Salmon Niçoise on Red-Skinned Potatoes: Boil one small to medium potato per person until tender, but not falling apart. Drop the potatoes in ice water, cool 5 minutes, and peel. Thinly slice and fan each potato on a dinner plate. Sprinkle with good-tasting olive oil, salt, pepper, and a little wine vinegar. Meanwhile, take the chill off the leftover salmon by warming it in a skillet. In a bowl, toss it with 1 or 2 tablespoons of capers, a little grated lemon zest, some chopped pitted Niçoise or Kalamata olives, chopped scallion, parsley, and freshly squeezed lemon juice to taste. Make mounds of the salmon in the center of each plate, and serve.
According to life-long griller John Willoughby, anything you roast in the oven is even better cooked outside with a little smoke. Think whole fish and chicken, pork roasts and lamb and, of course, the Thanksgiving bird. John has a couple of tricks. First, you need a grill with a lid that is at least 22 inches in diameter. You never want what you're grilling to cook over more than a scattering of coals. Smoke roasting is all about indirect heat. He also warns that people tend to use "way too many coals." You need only enough coals to fit in a shoe box, about 3 or 4 handfuls, and you need to replenish them every 30 minutes to keep up a steady heat.
Lynne Rossetto Kasper has won numerous awards as host of The Splendid Table, including two James Beard Foundation Awards (1998, 2008) for Best National Radio Show on Food, five Clarion Awards (2007, 2008, 2009, 2010, 2014) from Women in Communication, and a Gracie Allen Award in 2000 for Best Syndicated Talk Show.
Sally Swift is the managing producer and co-creator of The Splendid Table. Before developing the show, she worked in film, video and television, including stints at Twin Cities Public Television, Paisley Park, and Comic Relief with Billy Crystal.

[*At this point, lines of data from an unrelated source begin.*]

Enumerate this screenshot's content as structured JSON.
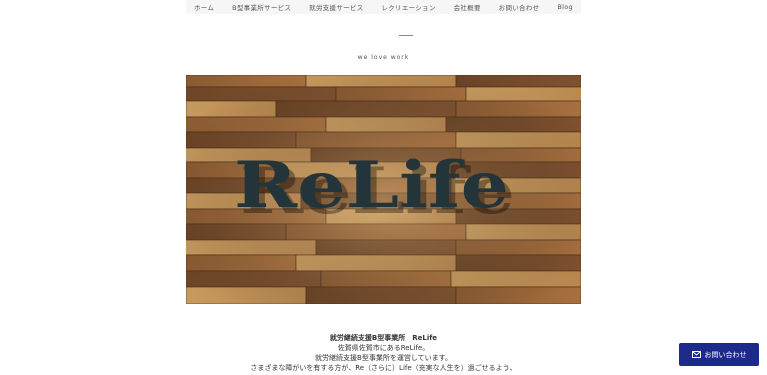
{
  "nav": {
    "items": [
      {
        "label": "ホーム"
      },
      {
        "label": "B型事業所サービス"
      },
      {
        "label": "就労支援サービス"
      },
      {
        "label": "レクリエーション"
      },
      {
        "label": "会社概要"
      },
      {
        "label": "お問い合わせ"
      },
      {
        "label": "Blog"
      }
    ]
  },
  "hero": {
    "tagline": "we love work",
    "sign_text": "ReLife"
  },
  "info": {
    "name": "就労継続支援B型事業所　ReLife",
    "line1": "佐賀県佐賀市にあるReLife。",
    "line2": "就労継続支援B型事業所を運営しています。",
    "line3": "さまざまな障がいを有する方が、Re（さらに）Life（充実な人生を）過ごせるよう、"
  },
  "contact_button": {
    "label": "お問い合わせ",
    "icon": "envelope-icon",
    "color": "#1c2a8c"
  }
}
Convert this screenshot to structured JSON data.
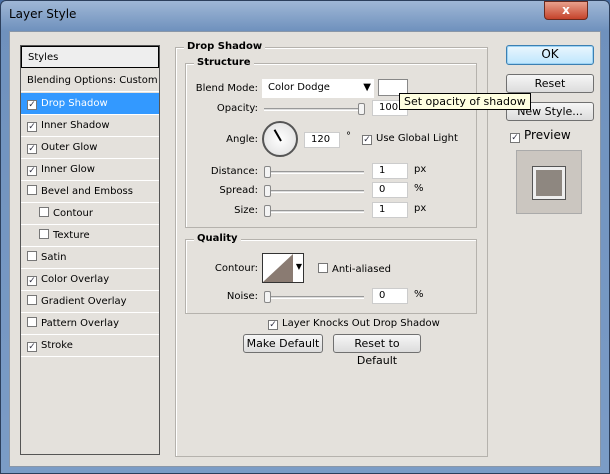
{
  "window": {
    "title": "Layer Style",
    "close": "x"
  },
  "sidebar": {
    "items": [
      {
        "label": "Styles",
        "checkbox": false,
        "checked": false
      },
      {
        "label": "Blending Options: Custom",
        "checkbox": false,
        "checked": false
      },
      {
        "label": "Drop Shadow",
        "checkbox": true,
        "checked": true,
        "selected": true
      },
      {
        "label": "Inner Shadow",
        "checkbox": true,
        "checked": true
      },
      {
        "label": "Outer Glow",
        "checkbox": true,
        "checked": true
      },
      {
        "label": "Inner Glow",
        "checkbox": true,
        "checked": true
      },
      {
        "label": "Bevel and Emboss",
        "checkbox": true,
        "checked": false
      },
      {
        "label": "Contour",
        "checkbox": true,
        "checked": false,
        "indent": true
      },
      {
        "label": "Texture",
        "checkbox": true,
        "checked": false,
        "indent": true
      },
      {
        "label": "Satin",
        "checkbox": true,
        "checked": false
      },
      {
        "label": "Color Overlay",
        "checkbox": true,
        "checked": true
      },
      {
        "label": "Gradient Overlay",
        "checkbox": true,
        "checked": false
      },
      {
        "label": "Pattern Overlay",
        "checkbox": true,
        "checked": false
      },
      {
        "label": "Stroke",
        "checkbox": true,
        "checked": true
      }
    ]
  },
  "panel": {
    "title": "Drop Shadow",
    "structure": {
      "title": "Structure",
      "blend_mode_label": "Blend Mode:",
      "blend_mode": "Color Dodge",
      "shadow_color": "#ffffff",
      "opacity_label": "Opacity:",
      "opacity": "100",
      "opacity_unit": "%",
      "angle_label": "Angle:",
      "angle": "120",
      "angle_unit": "°",
      "use_global_light": "Use Global Light",
      "use_global_light_checked": true,
      "distance_label": "Distance:",
      "distance": "1",
      "distance_unit": "px",
      "spread_label": "Spread:",
      "spread": "0",
      "spread_unit": "%",
      "size_label": "Size:",
      "size": "1",
      "size_unit": "px"
    },
    "quality": {
      "title": "Quality",
      "contour_label": "Contour:",
      "anti_aliased": "Anti-aliased",
      "noise_label": "Noise:",
      "noise": "0",
      "noise_unit": "%"
    },
    "knockout": "Layer Knocks Out Drop Shadow",
    "make_default": "Make Default",
    "reset_default": "Reset to Default"
  },
  "buttons": {
    "ok": "OK",
    "reset": "Reset",
    "new_style": "New Style...",
    "preview": "Preview"
  },
  "tooltip": "Set opacity of shadow",
  "colors": {
    "selection": "#3399ff",
    "tooltip_bg": "#ffffe1"
  }
}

She also survived a stint as segment producer on The Jenny Jones Show.